3 If 18 U. S. C. §1956 were limited to profits, it would be narrower than the obligation that the United States undertook in Article 6.1 of the Convention, but the Department of State has taken the position that no new legislation is needed to bring the United States into compliance. See Hearing on Law Enforcement Treaties before the Senate Committee on Foreign Relations, 108th Cong., 2d Sess., 10 (2004) (statement of Samuel M. Witten, Deputy Legal Adviser (“[W]e can comply with the Convention’s criminalization obligations without the need for new legislation”)).

4 Connecticut, the only State with a money laundering statute that does not use the term “proceeds,” uses equivalent language that is not limited to profits. See Conn. Gen. Stat. §53a–276 (2005) (“A person is guilty for money laundering in the first degree when he exchanges … one or more monetary instruments derived from criminal conduct constituting a felony”). I have found no money laundering statute that defines “proceeds” to mean profits or that uses other language that limits the law’s reach to profits or net income. The only state money laundering statute the even uses the term “profits,” “net income,” or something similar is that of Arkansas, which plainly defines “criminal proceeds” to include all gross receipts of criminal conduct: “ ‘Criminal proceeds’ means: (A) Anything of value furnished or intended to be furnished in exchange for criminal conduct or contraband received in violation of state or federal law; and (B) Property or profits traceable to” such an exchange. Ark. Code Ann. §5–42–203(5) (2006).

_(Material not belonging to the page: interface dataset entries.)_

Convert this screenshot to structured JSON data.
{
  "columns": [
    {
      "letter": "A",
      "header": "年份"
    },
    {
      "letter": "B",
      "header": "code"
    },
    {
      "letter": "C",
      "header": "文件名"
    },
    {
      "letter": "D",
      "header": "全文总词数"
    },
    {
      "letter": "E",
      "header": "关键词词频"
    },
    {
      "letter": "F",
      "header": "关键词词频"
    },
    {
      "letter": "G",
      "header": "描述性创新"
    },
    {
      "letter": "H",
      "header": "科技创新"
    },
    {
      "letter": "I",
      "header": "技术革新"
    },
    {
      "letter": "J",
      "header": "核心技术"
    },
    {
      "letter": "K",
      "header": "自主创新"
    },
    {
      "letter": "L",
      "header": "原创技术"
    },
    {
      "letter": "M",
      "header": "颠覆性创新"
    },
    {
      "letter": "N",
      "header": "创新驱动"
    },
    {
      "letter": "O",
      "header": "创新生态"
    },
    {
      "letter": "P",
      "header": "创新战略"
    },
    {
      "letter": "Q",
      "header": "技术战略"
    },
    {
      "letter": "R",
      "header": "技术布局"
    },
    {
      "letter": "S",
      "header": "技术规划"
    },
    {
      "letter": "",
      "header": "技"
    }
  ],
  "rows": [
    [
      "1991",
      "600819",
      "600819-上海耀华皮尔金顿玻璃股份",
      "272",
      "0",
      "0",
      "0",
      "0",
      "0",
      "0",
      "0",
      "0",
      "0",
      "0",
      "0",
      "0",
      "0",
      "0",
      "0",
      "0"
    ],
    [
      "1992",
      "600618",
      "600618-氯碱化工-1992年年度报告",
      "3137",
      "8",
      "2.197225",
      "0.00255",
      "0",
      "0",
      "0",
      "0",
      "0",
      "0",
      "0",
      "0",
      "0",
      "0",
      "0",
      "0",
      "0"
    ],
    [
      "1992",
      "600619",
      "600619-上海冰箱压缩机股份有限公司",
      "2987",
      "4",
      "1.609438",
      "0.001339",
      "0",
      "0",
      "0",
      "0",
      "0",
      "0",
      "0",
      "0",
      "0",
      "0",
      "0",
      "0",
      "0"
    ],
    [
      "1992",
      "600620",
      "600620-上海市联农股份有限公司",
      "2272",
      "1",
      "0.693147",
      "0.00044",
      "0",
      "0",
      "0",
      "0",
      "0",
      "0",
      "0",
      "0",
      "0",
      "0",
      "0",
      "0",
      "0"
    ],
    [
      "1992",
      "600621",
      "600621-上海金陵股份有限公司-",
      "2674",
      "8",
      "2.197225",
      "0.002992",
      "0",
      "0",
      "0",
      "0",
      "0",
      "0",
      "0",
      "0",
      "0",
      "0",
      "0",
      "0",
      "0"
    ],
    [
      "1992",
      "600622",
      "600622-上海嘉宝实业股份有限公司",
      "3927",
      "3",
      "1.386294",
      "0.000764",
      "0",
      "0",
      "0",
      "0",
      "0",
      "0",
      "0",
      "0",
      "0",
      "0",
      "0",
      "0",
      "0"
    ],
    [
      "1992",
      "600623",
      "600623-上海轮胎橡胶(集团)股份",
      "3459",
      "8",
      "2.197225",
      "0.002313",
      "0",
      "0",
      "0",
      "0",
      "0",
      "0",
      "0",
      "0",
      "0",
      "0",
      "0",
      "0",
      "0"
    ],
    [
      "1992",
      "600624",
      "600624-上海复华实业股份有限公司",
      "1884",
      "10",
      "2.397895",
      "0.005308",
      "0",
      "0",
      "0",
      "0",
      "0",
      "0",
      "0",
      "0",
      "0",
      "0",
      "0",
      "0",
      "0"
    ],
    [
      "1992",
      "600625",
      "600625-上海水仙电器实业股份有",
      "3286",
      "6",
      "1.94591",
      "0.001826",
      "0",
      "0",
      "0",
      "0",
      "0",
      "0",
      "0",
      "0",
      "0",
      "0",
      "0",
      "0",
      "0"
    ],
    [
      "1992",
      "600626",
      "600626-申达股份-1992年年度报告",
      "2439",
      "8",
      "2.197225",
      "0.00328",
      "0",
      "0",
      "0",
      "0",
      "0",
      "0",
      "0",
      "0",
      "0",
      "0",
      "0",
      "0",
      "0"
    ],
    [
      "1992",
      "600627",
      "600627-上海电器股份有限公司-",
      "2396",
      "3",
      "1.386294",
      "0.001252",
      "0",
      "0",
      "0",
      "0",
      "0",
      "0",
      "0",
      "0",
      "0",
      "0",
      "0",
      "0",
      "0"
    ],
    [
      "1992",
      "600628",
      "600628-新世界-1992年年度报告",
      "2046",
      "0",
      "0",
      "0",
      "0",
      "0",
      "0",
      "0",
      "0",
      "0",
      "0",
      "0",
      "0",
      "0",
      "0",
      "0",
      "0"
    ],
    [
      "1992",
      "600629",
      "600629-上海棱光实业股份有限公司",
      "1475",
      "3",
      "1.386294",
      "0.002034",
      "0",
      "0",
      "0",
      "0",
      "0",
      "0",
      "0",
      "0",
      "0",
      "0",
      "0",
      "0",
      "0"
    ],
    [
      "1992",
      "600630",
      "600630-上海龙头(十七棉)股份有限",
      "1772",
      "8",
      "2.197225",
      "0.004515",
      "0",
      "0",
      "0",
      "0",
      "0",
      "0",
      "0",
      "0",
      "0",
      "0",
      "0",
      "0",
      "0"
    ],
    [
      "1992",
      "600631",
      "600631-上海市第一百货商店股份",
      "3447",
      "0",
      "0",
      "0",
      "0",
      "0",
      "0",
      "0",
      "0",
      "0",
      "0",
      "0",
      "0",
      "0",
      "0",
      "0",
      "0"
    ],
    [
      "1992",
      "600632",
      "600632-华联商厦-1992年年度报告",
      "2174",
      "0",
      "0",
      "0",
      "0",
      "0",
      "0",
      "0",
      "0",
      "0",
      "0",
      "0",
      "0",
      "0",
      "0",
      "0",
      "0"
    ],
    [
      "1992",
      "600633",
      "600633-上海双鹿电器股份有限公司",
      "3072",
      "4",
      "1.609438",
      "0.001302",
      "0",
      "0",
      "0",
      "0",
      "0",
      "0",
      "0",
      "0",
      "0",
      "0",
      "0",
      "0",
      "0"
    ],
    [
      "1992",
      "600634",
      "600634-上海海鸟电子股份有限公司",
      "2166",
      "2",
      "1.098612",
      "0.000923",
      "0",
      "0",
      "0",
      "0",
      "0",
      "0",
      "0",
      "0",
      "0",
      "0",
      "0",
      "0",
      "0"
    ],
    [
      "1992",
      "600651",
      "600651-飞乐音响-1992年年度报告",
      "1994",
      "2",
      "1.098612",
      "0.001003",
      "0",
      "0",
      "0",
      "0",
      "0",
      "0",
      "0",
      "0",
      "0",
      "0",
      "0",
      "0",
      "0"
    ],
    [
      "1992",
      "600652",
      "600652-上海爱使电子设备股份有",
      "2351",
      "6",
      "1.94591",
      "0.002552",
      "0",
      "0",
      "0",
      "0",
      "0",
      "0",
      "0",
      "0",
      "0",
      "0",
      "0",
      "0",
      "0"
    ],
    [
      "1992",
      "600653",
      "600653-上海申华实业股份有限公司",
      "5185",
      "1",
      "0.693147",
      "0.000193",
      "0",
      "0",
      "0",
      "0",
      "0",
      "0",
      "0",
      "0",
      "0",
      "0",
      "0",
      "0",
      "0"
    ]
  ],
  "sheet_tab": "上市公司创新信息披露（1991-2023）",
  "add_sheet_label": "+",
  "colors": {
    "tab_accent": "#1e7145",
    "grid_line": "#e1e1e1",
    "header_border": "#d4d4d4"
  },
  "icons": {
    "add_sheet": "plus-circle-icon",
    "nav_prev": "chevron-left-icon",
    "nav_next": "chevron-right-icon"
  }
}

5 The version of the money laundering statute originally passed by the House reflected a similar legislative judgment. The bill made it a crime to engage in financial transactions and certain commercial transactions involving “criminally derived property that is derived from a designated offense.” H. R. 5484, 99th Cong., 2d Sess., §602, p. 154 (1986) (as introduced). The term “criminally derived property” is naturally understood to include all property that is “receive[d]” or “obtain[ed]” as a result of criminal activity, see Webster’s 3d 609; Random House Dictionary of the English Language 389 (1967), and thus to include all gross receipts and not just profit. The House bill defined the term “criminally derived property” to mean “any property constituting, or derived from, proceeds obtained from a criminal offense.” H. R. 5484, §602, at 158 (emphasis added). Accordingly, the House seems to have understood “proceeds” to include gross receipts. The bill passed by the Senate, like the current money laundering statute, simply used the term “proceeds,” S. 2683, 99th Cong., 2d Sess., §2(a) (1986), and the House acceded to the Senate version. See H. R. 5484, 99th Cong., 2d Sess., §1352, p. 48 (1986) (as enacted). There is no suggestion in the legislative history that the term “criminally derived property” and the term “proceeds” were perceived as having different meanings.

6 See Indictment in United States v. Alameda, No. 2:96 CR–044 RL (ND Ind., May 10, 1996), pp. 3, 14–25 (hereinafter Indictment).

7 See id., at 3.

8 In 18 U. S. C. §981(a)(2)(B), which is a forfeiture provision of limited scope, Congress defines the term “proceeds” to mean net income. However, that definition applies only “[i]n cases involving lawful goods or lawful services that are sold or provided in an illegal manner.” Calculating net income in that situation is easier than it would be in most money laundering cases, and it is noteworthy that Congress took care to provide rules and procedures to be used in making the calculation. See ibid. If Congress had intended to require proof of net income in money laundering cases, it is likely that Congress likewise would have specified the rules and procedures to be used. It is noteworthy that subparagraph (A) of §981(a)(2), which the plurality opinion does not mention, provides that in cases that are more analogous to the typical money laundering case, i.e., “cases involving illegal goods [or] illegal services,” the term “proceeds” “means [any] property of any kind obtained directly or indirectly, as the result of the commission of the offense giving rise to forfeiture, and any property traceable thereto, and is not limited to the net gain or profit realized from the offense.”

9 United States v. Booker, 543 U. S. 220 (2005) .